*** Material provided Section Begins ***

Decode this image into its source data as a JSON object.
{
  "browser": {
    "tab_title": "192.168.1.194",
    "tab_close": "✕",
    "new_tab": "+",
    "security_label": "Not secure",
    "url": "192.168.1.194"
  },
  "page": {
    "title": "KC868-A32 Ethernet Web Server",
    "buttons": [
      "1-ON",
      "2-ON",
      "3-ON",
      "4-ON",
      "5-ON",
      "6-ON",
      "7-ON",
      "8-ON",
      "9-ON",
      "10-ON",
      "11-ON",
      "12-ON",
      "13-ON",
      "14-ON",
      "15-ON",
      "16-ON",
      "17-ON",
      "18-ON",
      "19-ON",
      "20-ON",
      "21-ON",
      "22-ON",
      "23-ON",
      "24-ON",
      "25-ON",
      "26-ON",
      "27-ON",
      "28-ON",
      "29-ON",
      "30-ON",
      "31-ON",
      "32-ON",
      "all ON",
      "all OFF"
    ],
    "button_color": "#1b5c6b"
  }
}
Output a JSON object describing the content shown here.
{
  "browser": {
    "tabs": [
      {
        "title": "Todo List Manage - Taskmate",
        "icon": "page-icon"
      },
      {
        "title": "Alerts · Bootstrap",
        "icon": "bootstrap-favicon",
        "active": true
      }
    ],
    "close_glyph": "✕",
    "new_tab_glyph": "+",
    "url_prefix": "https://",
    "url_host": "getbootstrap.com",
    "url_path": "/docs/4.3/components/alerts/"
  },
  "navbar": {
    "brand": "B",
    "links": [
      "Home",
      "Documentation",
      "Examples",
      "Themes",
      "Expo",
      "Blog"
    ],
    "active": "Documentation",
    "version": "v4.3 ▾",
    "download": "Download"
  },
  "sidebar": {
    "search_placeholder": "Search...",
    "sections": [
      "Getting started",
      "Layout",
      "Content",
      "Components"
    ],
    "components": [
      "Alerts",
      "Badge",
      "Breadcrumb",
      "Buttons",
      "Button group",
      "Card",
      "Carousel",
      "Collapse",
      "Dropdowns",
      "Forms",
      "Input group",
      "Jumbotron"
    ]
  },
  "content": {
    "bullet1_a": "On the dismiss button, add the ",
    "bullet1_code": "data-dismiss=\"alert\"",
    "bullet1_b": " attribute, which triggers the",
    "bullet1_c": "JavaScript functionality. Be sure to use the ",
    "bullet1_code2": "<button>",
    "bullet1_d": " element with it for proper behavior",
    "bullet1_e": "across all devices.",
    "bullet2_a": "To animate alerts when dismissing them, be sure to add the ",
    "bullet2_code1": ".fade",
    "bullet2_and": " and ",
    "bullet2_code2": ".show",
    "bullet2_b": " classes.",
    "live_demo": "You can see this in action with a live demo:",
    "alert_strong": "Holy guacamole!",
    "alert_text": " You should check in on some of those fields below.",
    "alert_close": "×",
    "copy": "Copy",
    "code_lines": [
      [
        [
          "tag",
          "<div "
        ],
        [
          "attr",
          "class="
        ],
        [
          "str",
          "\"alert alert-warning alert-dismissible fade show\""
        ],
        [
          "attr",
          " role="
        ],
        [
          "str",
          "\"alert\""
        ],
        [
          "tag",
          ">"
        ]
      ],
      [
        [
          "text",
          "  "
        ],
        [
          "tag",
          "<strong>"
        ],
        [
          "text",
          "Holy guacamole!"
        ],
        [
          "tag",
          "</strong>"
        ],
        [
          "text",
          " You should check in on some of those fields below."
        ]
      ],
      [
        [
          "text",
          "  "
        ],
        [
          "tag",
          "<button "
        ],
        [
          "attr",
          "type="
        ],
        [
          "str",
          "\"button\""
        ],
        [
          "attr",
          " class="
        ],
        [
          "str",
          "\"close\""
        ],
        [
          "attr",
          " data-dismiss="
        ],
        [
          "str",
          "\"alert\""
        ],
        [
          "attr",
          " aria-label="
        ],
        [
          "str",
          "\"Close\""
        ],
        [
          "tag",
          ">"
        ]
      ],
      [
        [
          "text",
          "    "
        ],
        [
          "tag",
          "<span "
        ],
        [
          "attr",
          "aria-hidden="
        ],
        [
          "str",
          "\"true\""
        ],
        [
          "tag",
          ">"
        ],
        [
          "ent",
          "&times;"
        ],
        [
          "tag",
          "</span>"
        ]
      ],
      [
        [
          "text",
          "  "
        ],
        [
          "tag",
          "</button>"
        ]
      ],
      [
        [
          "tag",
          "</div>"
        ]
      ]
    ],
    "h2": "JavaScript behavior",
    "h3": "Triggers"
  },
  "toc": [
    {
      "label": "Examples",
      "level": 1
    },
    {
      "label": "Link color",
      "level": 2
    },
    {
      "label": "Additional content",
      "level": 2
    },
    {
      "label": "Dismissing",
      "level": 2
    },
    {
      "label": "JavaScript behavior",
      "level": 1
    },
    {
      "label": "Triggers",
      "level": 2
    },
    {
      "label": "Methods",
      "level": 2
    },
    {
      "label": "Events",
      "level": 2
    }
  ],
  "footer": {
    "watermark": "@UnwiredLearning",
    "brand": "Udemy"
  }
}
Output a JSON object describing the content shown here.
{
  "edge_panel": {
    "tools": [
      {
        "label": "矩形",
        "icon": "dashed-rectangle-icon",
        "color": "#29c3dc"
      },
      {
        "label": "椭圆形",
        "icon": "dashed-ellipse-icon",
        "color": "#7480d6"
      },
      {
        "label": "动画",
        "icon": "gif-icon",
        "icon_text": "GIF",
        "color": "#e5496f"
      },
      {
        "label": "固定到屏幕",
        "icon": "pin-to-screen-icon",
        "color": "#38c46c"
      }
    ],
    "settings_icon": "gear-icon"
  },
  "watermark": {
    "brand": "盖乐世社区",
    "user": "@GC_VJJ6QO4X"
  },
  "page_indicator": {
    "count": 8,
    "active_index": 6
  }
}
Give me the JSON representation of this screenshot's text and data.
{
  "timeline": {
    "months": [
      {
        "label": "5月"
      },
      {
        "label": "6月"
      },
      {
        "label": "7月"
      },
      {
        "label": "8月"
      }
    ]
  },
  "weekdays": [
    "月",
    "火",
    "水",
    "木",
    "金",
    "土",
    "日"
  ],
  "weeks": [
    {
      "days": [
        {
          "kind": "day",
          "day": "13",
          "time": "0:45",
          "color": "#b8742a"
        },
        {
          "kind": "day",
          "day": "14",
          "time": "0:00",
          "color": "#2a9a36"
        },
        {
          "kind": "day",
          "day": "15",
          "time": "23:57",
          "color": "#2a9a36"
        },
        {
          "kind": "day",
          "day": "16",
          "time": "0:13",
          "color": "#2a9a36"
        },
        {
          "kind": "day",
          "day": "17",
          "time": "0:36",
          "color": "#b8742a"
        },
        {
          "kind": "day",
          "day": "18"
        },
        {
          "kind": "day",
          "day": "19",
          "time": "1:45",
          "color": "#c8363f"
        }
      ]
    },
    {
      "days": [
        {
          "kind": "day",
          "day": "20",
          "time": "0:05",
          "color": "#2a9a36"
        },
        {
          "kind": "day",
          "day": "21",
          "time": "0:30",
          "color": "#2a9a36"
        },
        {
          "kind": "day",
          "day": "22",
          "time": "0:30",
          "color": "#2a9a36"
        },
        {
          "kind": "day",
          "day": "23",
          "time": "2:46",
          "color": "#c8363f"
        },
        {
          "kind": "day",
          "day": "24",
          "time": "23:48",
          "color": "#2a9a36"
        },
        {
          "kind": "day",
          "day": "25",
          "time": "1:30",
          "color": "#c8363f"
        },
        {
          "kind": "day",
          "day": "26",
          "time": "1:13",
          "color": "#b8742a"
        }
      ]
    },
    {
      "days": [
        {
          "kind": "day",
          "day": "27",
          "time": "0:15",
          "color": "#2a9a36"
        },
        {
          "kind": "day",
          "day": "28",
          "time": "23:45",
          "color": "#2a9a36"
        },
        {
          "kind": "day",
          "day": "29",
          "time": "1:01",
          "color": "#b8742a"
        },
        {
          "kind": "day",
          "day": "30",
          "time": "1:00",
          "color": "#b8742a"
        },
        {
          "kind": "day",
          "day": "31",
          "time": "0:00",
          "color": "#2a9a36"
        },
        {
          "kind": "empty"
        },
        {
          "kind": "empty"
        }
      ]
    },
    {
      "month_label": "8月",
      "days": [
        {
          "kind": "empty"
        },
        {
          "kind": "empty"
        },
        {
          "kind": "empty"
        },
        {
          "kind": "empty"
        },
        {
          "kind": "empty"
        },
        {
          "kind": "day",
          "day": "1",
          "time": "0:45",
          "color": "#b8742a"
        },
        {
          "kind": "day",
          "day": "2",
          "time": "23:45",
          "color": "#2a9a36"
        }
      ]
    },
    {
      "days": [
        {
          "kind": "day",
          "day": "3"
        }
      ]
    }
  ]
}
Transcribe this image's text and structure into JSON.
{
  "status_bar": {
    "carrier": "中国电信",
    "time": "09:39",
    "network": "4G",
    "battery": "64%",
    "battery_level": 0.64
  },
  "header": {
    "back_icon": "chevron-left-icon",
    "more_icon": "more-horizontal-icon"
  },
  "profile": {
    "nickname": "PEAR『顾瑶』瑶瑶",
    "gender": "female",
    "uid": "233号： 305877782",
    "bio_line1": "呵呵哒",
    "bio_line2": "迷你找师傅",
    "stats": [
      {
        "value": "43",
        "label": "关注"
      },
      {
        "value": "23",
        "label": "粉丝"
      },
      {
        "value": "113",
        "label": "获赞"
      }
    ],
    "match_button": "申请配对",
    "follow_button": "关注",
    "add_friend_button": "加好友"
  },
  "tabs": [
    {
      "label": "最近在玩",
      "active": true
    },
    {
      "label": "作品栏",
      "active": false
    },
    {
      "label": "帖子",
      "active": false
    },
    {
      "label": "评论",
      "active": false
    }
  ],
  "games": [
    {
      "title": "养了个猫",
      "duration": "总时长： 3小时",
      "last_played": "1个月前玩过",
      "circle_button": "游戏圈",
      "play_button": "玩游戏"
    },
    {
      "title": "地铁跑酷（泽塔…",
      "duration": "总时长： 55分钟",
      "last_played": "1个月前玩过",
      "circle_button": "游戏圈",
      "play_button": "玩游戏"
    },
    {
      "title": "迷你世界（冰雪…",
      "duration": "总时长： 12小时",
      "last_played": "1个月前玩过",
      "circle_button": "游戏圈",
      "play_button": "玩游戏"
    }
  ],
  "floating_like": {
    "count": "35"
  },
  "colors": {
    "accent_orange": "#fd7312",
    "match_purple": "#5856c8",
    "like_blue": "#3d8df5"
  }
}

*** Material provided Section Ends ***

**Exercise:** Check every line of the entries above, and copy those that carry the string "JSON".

**Result for this task:**
Decode this image into its source data as a JSON object.
Output a JSON object describing the content shown here.
Output a JSON object describing the content shown here.
Give me the JSON representation of this screenshot's text and data.
Transcribe this image's text and structure into JSON.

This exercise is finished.